With the recent announcement of the General Availability of Power BI for Office 365, Microsoft’s Self-Service Business Intelligence (BI) offering in the cloud, we thought a new series on the topic was in order. In this post, we’ll look at the concept of Self-Service BI, as well as Microsoft’s vision of enabling the information worker.
The resources and tools commonly used to provide analytical data for decision makers are typically owned and maintained by IT. These tools can be difficult to manage, and time-consuming to produce actionable reports, even for the simplest of BI requests. Self-Service BI aims to strike a balance between the needs of the business (rapid access to information) and that of IT (governance and control of data).
Gartner defines Self-Service BI as “end users designing and deploying their own reports and analyses within an approved and supported architecture and tools portfolio.” The key here is to provide the managed infrastructure that empowers Information Workers, IT Pros and Data Stewards in order to quickly:
- Discover data from internal and external sources using familiar processes
- Transform and Mash up the data with other sources to create meaningful, action-provoking reports
- Analyze data in various dimensions to Visualize hidden insights out of chunks of data
- Allow them to easily Share insights with others
Gartner asserts that “by 2015, organizations integrating high-value, diverse, new information types and sources into a coherent information management infrastructure will outperform their industry peers financially by more than 20%.” McKinsey agrees, confirming that organizations that use data and business analytics to drive decision-making are more productive and deliver higher return on equity than those who don’t.
Power BI for Office 365
Microsoft Power BI for Office 365 is a self-service business intelligence (BI) solution, delivered through Excel and Office 365, providing information workers with data analysis and visualization capabilities to identify deeper business insights on-premises or within a trusted cloud environment.
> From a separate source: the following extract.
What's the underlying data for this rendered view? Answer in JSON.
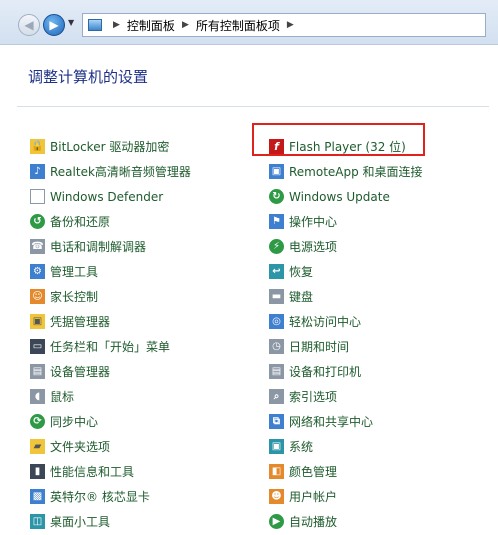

With Power BI for Office 365, customers can connect to data in the cloud, or extend their existing on-premises data sources and systems to quickly build and deploy self-service BI solutions hosted in Microsoft’s enterprise cloud.
But what is it really? Power BI isn’t a single feature, but an array of Excel 2013 capabilities combined with the power of Office 365 applications. On the Excel 2013 client side, Power BI is surfaced through the Power Query, Power Pivot, Power View, and Power Map capabilities. Within the Office 365 cloud, Power BI components are extended via Power BI Sites. Together, Microsoft has created a self-service experience that the end-user can quickly leverage to get the insights they need.
Want to experience Power BI for yourself? Microsoft is offering a free trial of Power BI on Office 365. Check out this link to sign up and to get additional information. Stay tuned for future posts, where we’ll look at the individual capabilities provided within Excel 2013 and Power BI Sites on Office 365.